Celebrating 21 years: RMIT University Textile Facility

Posted on Sep 1, 2021

Completed in 2000, RMIT Building 513, Textiles, Clothing, Leather & Footwear Facility remains one of the most unique educational buildings in Australia. As the country’s first large scale institutional or commercial project to feature an all-timber facade, the design responds to RMIT’s commitment to enrich its built environment through innovative architecture.


The project’s pioneering use of timber sparked a resurgence in timber use on non- commercial buildings nationally. The choice of timber was inspired by H2o Director Tim Hurburgh’s desire to use the sustainable properties of timber in a major building. This choice was further informed by Tim’s experience working with timber structures in Germany during the 90s, and from his Tasmanian hometown, where surviving early nineteenth century hardwood timber buildings are commonplace. The building’s facade features an interlocking grid- patterned timber rain screen over a Tyvek weather- proof membrane. Its appearance, inspired by the weaving crafts taught and produced within, changing with varying light conditions. within, changing with varying light conditions. The facade’s rain screen was also the first, and largest, to be built in Australia at the time.


A standout feature of the 5,200sqm, three-storey facility is its thermal chimney, unique at the time. Designed to achieve passive solar temperature control, the building is only partially air conditioned. Working closely with the builder, project engineers, the Timber Promotion Council, and leading northern European researchers in timber facade systems, H2o developed an environmentally responsive method of construction to regulate internal temperature. The innovative “double skin” system aided by the upward air movement in summer of the thermal chimney limits heat transfer to the building interior. The “chimney” can be closed off in winter and opened in summer to facilitate summer cooling.


Twenty-one years on, the facility stands as one of the most influential education buildings of its time.

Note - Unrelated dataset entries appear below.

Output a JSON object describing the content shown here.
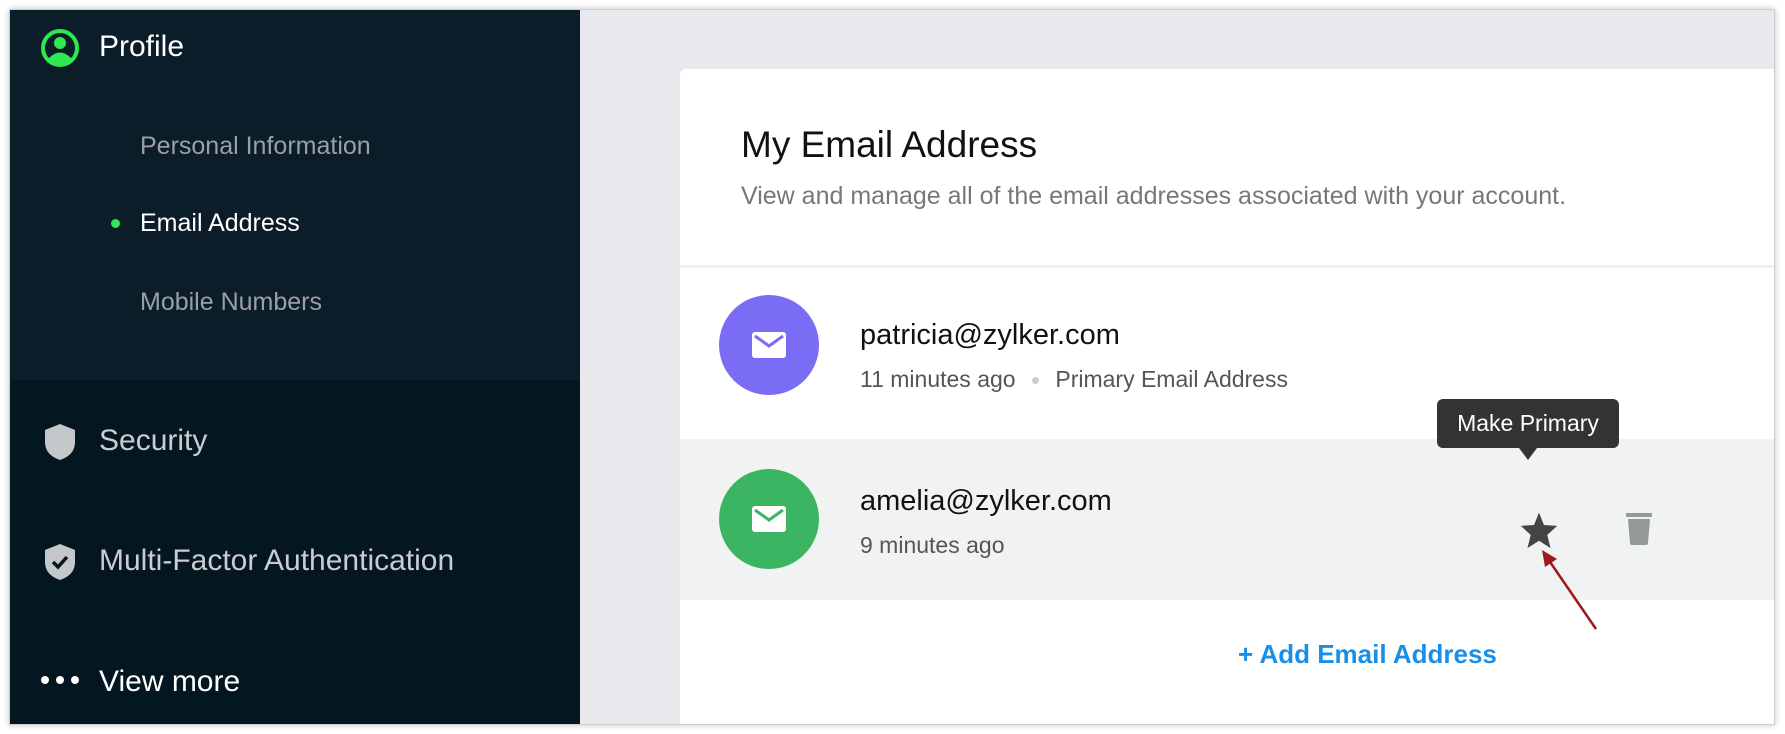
{
  "sidebar": {
    "profile": {
      "label": "Profile",
      "icon": "user-circle-icon"
    },
    "sub_items": [
      {
        "label": "Personal Information",
        "active": false
      },
      {
        "label": "Email Address",
        "active": true
      },
      {
        "label": "Mobile Numbers",
        "active": false
      }
    ],
    "security": {
      "label": "Security",
      "icon": "shield-icon"
    },
    "mfa": {
      "label": "Multi-Factor Authentication",
      "icon": "shield-check-icon"
    },
    "view_more": {
      "label": "View more",
      "icon": "more-dots-icon"
    }
  },
  "main": {
    "title": "My Email Address",
    "subtitle": "View and manage all of the email addresses associated with your account.",
    "emails": [
      {
        "address": "patricia@zylker.com",
        "time": "11 minutes ago",
        "tag": "Primary Email Address",
        "color": "#7b6cf6"
      },
      {
        "address": "amelia@zylker.com",
        "time": "9 minutes ago",
        "color": "#3cb563"
      }
    ],
    "tooltip": "Make Primary",
    "add_label": "+ Add Email Address"
  },
  "colors": {
    "accent_green": "#2ee84f",
    "link": "#1a8fe8",
    "sidebar": "#0b1d29"
  }
}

True to the original brief, it exemplifies RMIT’s commitment to innovation and research, befitting its reputation as the global leader in fashion and textiles education.


Unfinished precast concrete panelling is used on the ground floor exterior with western red cedar cladding to the rest of the building. Photo by H2o Architects.